As the solicitor general lays out in our cert petitions, which I encourage you to read, the CFPB’s funding mechanism is not novel or unusual. As it did for the Federal Reserve Board and other federal banking regulators, Congress authorized the CFPB’s funding through legislation other than annual spending bills.
This type of funding is a vital part of the nation’s financial regulatory system, providing stability and continuity for the agencies and the system as a whole.
Perhaps more importantly, Congress has appropriated the majority of the overall federal budget, including Medicare and Social Security, through non-discretionary or mandatory spending that, like the CFPB’s budget, does not go through the annual spending bill process. So, the potential ramifications of this case extend well beyond the CFPB.
The CFPB will continue to work closely with the Department of Justice as the Supreme Court prepares to hear the case.
In the meantime, the CFPB will continue the vital work Congress charged it to carry out on behalf of the American people.
Thank you.

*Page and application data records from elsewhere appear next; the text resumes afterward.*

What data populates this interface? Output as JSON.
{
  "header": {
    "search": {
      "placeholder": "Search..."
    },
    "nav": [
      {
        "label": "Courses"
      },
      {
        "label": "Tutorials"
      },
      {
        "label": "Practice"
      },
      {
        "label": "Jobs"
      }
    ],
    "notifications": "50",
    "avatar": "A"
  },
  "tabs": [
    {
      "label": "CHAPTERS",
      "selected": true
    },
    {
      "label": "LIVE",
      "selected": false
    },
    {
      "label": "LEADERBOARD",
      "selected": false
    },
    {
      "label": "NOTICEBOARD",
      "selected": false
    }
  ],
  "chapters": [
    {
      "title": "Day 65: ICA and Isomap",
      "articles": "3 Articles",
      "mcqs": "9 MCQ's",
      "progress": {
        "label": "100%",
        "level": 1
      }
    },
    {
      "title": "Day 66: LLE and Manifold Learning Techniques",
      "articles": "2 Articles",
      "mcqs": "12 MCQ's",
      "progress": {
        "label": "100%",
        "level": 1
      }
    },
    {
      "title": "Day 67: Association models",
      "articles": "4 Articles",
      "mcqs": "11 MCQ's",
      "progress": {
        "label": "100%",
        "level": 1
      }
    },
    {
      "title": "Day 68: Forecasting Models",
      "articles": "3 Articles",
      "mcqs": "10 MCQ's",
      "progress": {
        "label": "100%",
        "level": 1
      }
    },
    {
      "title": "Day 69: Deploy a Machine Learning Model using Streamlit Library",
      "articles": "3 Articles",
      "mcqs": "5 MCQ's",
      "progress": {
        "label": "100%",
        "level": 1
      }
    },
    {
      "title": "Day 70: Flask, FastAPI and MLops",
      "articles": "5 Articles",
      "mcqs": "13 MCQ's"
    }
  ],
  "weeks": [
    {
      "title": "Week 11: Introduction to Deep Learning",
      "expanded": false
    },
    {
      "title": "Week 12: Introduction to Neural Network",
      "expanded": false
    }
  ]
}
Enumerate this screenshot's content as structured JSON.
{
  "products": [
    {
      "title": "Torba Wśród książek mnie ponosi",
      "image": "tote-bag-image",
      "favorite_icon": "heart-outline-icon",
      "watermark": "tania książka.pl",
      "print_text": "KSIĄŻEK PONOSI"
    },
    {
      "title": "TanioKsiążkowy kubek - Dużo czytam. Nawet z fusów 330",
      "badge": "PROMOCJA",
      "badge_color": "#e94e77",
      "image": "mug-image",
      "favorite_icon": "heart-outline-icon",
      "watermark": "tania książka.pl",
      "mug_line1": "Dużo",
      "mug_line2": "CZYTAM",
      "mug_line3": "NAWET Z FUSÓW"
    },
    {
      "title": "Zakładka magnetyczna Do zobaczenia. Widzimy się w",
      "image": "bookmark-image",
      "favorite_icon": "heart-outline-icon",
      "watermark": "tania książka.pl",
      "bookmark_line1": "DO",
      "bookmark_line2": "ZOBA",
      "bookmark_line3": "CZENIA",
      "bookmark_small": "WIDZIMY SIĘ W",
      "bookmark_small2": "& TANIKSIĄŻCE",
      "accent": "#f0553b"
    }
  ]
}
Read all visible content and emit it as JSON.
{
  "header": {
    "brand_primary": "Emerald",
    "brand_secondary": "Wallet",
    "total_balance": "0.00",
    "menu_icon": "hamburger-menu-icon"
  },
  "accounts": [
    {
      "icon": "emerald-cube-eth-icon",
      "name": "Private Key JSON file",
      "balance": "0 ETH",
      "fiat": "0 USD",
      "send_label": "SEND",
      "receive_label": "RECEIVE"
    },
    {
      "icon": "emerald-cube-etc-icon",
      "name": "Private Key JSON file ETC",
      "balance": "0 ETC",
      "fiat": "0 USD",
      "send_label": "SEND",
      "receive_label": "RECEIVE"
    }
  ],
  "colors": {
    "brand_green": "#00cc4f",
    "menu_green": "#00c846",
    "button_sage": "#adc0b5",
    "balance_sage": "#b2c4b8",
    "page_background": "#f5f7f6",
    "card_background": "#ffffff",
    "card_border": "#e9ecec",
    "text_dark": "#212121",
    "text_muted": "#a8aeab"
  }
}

And thank you for inviting the CFPB to be a part of this year’s Consumer Law Scholars Conference.
- Prepared Remarks of CFPB Director Rohit Chopra on the Junk Fees RFI Press Call | Consumer Financial Protection Bureau (consumerfinance.gov)
- Prepared Remarks of CFPB Director Rohit Chopra on the Junk Fees RFI Press Call | Consumer Financial Protection Bureau (consumerfinance.gov)
- Banks’ overdraft/NSF fee revenues evolve along with their policies | Consumer Financial Protection Bureau (consumerfinance.gov)
- Director Chopra’s Remarks on Press Call for Credit Card Late Fees NPRM | Consumer Financial Protection Bureau (consumerfinance.gov)
- CFPB Supervisory Examinations Find Credit Reporting Failures, Junk Fees, and Mishandling of COVID-19 Protections | Consumer Financial Protection Bureau (consumerfinance.gov)
- CFPB Orders Regions Bank to Pay $191 Million for Illegal Surprise Overdraft Fees | Consumer Financial Protection Bureau (consumerfinance.gov)
- Director Chopra’s Prepared Remarks at Money 20/20 | Consumer Financial Protection Bureau (consumerfinance.gov)